"The law's concept of the family rests on a presumption that parents possess what a child lacks in maturity, experience, and capacity for judgment required for making life's difficult decisions." Parham v. J.R., 442 U.S. 584, 602, 99 S.Ct. 2493, 2504, 61 L.Ed. 2d 101, 118 (1979). This presumption, however, is not always true. "[E]xperience and reality may rebut what the law accepts as a starting point[.]" Id. at 602, 99 S.Ct. at 2504, 61 L.Ed. 2d at 119. As evidenced by child abuse and neglect cases, some parents "may at times be acting against the interests of their children." Ibid.
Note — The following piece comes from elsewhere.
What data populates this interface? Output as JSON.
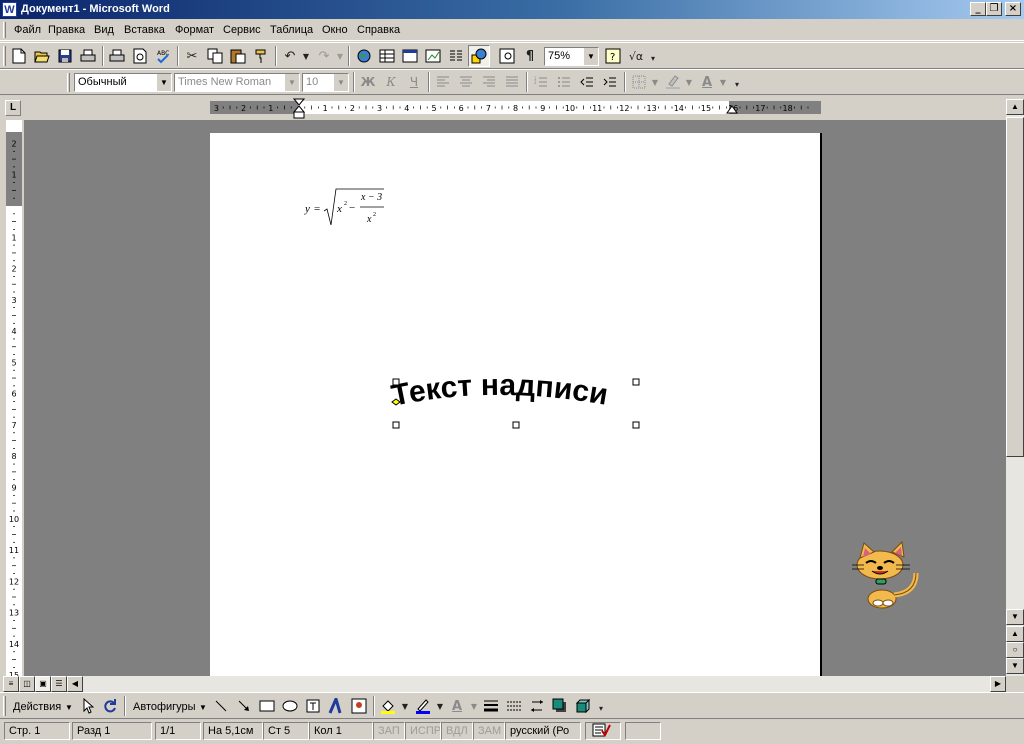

Thus, "the right of parents to be free from governmental intrusion is not absolute." A.W., supra, 103 N.J. at 599. "More recently, 'concern has arisen for the best interests of children whose parents have forsaken their parental duties. The child's right to a permanent home has gained increasing prominence.'" In re Guardianship of P.P., 180 N.J. 494, 505 (2004) (quoting In re Adoption of Children by G.P.B., Jr., 161 N.J. 396, 404 (1999)). Undoubtedly, J.T.M.'s need for permanency and stability was a critical factor in this case.
When a child's biological parents resist the termination of their parental rights, the court's function is to decide whether the parents can raise the child without causing the child further harm. In re Guardianship of J.C., 129 N.J. 1, 10 (1992). "[T]he cornerstone of the inquiry is not whether the biological parents are fit but whether they can cease causing their child harm." Ibid. "The analysis of harm entails strict standards to protect the statutory and constitutional rights of the natural parents[,]" and the "burden falls on the State to demonstrate by clear and convincing evidence that the natural parents have not cured the initial cause of harm," and they "will continue to cause serious and lasting harm to the child." Ibid.
While recognizing the fundamental nature of parental rights and the need to preserve and strengthen family life, the Legislature has also recognized "the health and safety of the child shall be the State's paramount concern when making a decision on whether or not it is in the child's best interest to preserve the family unit." N.J.S.A. 30:4C-1(a). "The balance between parental rights and the State's interest in the welfare of children is achieved through the best interests of the child standard." K.H.O., supra, 161 N.J. at 347. The best interest standard, initially formulated by the Court in A.W., supra, 103 N.J. at 604-11, and codified in N.J.S.A. 30:4C-15.1(a), requires the State to establish each of the following standards by clear and convincing evidence before parental rights may be severed:
(1) The child's safety, health or development has been or will continue to be endangered by the parental relationship;
(2) The parent is unwilling or unable to eliminate the harm facing the child or is unable or unwilling to provide a safe and stable home for the child and the delay of permanent placement will add to the harm. Such harm may include evidence that separating the child from his resource family parents would cause serious and enduring emotional or psychological harm to the child;
(3) The division has made reasonable efforts to provide services to help the parent correct the circumstances which led to the child's placement outside the home and the court has considered alternatives to termination of parental rights; and
(4) Termination of parental rights will not do more harm than good. [N.J.S.A. 30:4C-15.1(a).]
These four requirements "relate to and overlap with one another to provide a comprehensive standard that identifies a child's best interests." K.H.O., supra, 161 N.J. at 348. The considerations involved are extremely fact-sensitive and require particularized evidence ...